- Insufficient management tools, capabilities and access to application programming interfaces.
- Near-field communications and proximity-based hacking.
Near-field communications establish radio links between mobile devices in close proximity, usually a few centimeters apart. Users can exchange information on their smartphones by "bumping" their devices. The same technology lets shoppers whose credit card information is stored on their smartphones to pay for purchases by holding their mobile devices near point-of-sale readers.
Though last in the list of the Evil 8, Hubbard says nearly two-thirds of survey respondents believe near-field communications will result in more proximity-based hacking in 2013 as thieves using skimmers or other technology capture credit card and other financial data stored on smartphones.
Attackers Go to Where Users Are
As for rogue marketplaces, many of which are based in Asia, many users of mobile devices employing Google's Android operating systems are susceptible to these illicit online sites that don't furnish the same level of application security as does Google's Play Store to download apps. Android users can go to virtually any marketplace to obtain apps for their devices. That's not a choice for iPhone and iPad users, who can only download apps from the Apple App Store. Small wonder Androids are more prone to digital assaults. "It's pretty simple economics from the attacker's standpoint; they're just going to go where information and the users are," Hubbard says

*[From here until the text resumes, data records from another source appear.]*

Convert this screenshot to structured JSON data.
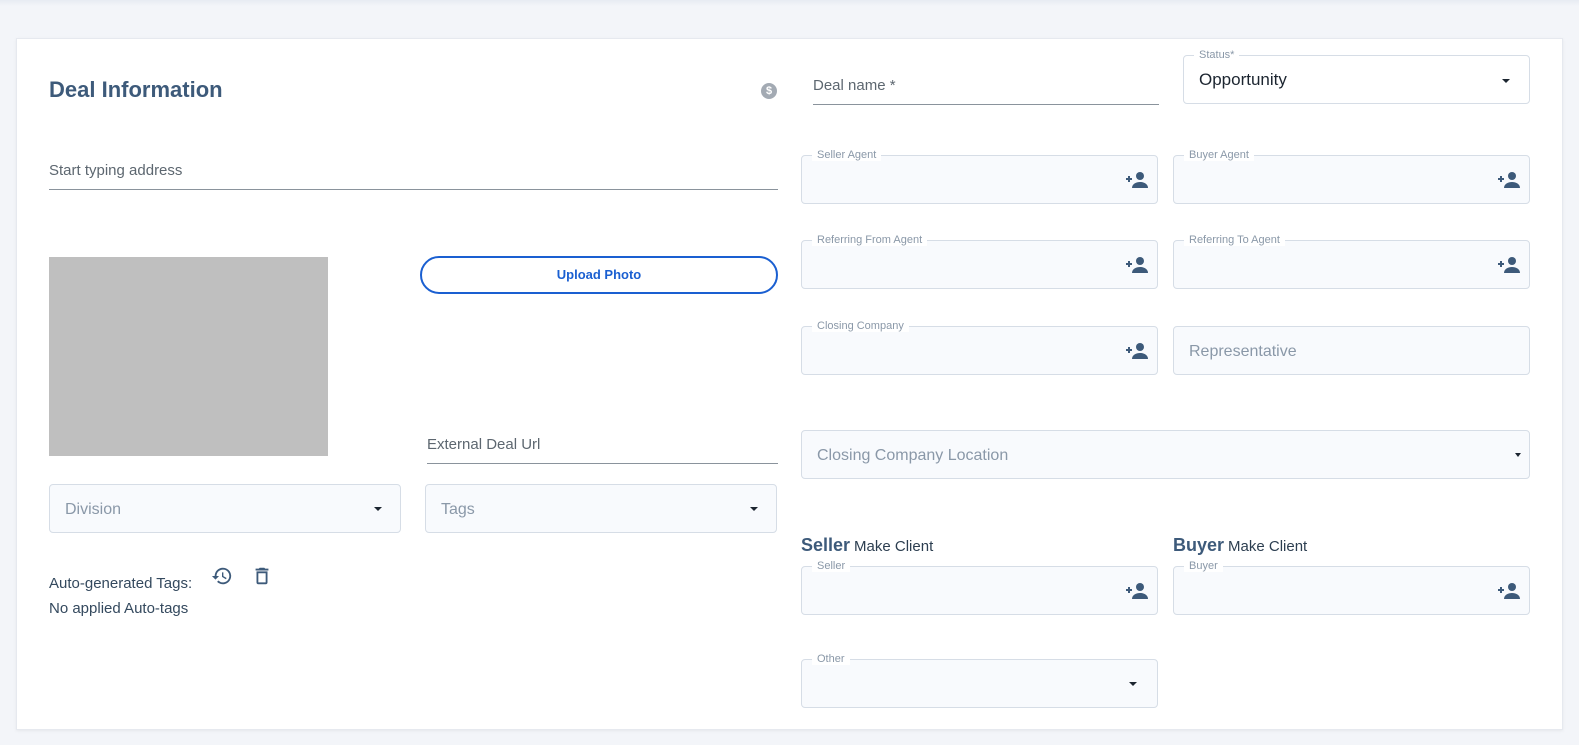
{
  "title": "Deal Information",
  "dollar_icon": "$",
  "address": {
    "placeholder": "Start typing address"
  },
  "upload_photo_label": "Upload Photo",
  "external_url": {
    "placeholder": "External Deal Url"
  },
  "division": {
    "placeholder": "Division"
  },
  "tags": {
    "placeholder": "Tags"
  },
  "auto_tags": {
    "label": "Auto-generated Tags:",
    "empty": "No applied Auto-tags"
  },
  "deal_name": {
    "placeholder": "Deal name *"
  },
  "status": {
    "label": "Status*",
    "value": "Opportunity"
  },
  "seller_agent": {
    "label": "Seller Agent"
  },
  "buyer_agent": {
    "label": "Buyer Agent"
  },
  "referring_from": {
    "label": "Referring From Agent"
  },
  "referring_to": {
    "label": "Referring To Agent"
  },
  "closing_company": {
    "label": "Closing Company"
  },
  "representative": {
    "placeholder": "Representative"
  },
  "closing_location": {
    "placeholder": "Closing Company Location"
  },
  "seller_section": {
    "heading": "Seller",
    "action": "Make Client",
    "field_label": "Seller"
  },
  "buyer_section": {
    "heading": "Buyer",
    "action": "Make Client",
    "field_label": "Buyer"
  },
  "other": {
    "label": "Other"
  },
  "icons": {
    "add_person": "add-person-icon",
    "history": "history-icon",
    "trash": "trash-icon",
    "dropdown": "caret-down-icon"
  },
  "colors": {
    "accent": "#1a5fd1",
    "heading": "#3d5a7a",
    "photo_placeholder": "#bfbfbf"
  }
}
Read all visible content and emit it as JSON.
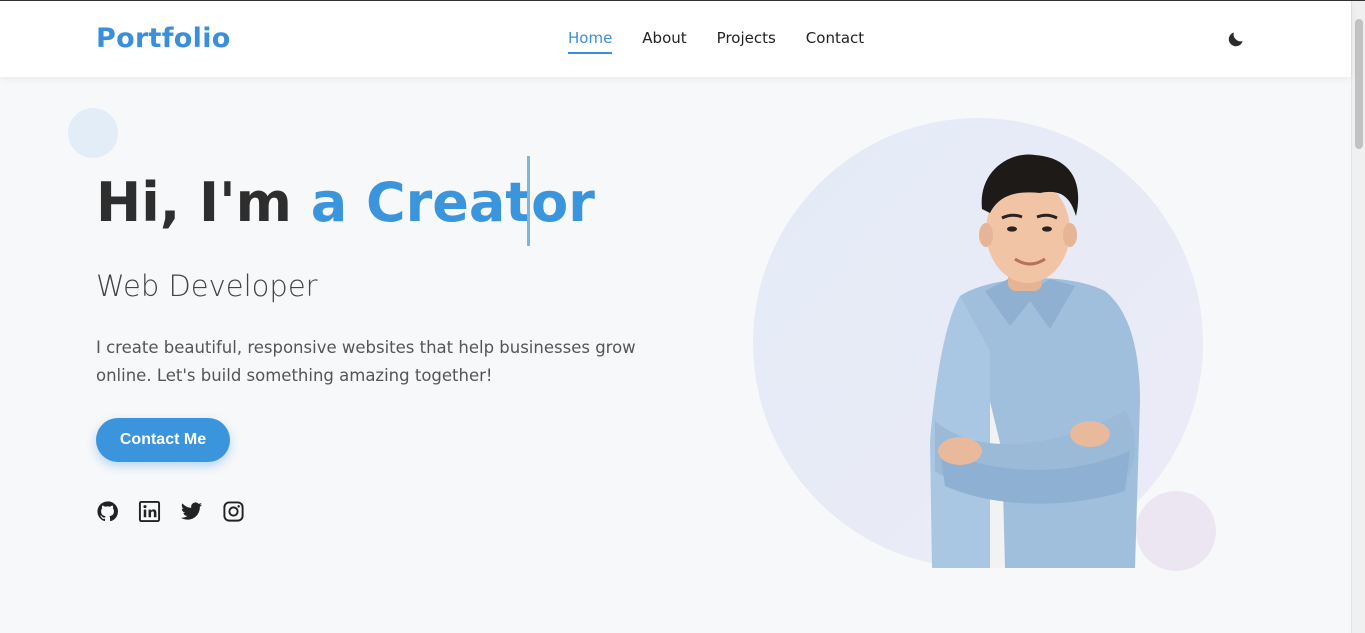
{
  "nav": {
    "logo": "Portfolio",
    "links": [
      {
        "label": "Home",
        "active": true
      },
      {
        "label": "About",
        "active": false
      },
      {
        "label": "Projects",
        "active": false
      },
      {
        "label": "Contact",
        "active": false
      }
    ],
    "theme_toggle_icon": "moon-icon"
  },
  "hero": {
    "title_prefix": "Hi, I'm",
    "title_accent": "a Creator",
    "subtitle": "Web Developer",
    "description": "I create beautiful, responsive websites that help businesses grow online. Let's build something amazing together!",
    "cta_label": "Contact Me",
    "socials": [
      "github-icon",
      "linkedin-icon",
      "twitter-icon",
      "instagram-icon"
    ]
  },
  "colors": {
    "accent": "#3a95dc",
    "text": "#2e2e2e",
    "background": "#f7f8fa"
  }
}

The Cloud Security Alliance is a not-for-profit industry organization that promotes secure cloud computing. Hubbard says the CSA sees a synergy between cloud and mobile computing, resulting in the Alliance conducting the mobile security survey of 210 of its members from 26 countries in July.
Hubbard's day job is chief technology officer for Internet security provider OpenDNS. He previously held the same post at Websense, the data and e-mail content security provider, where he founded the Websense Security Labs.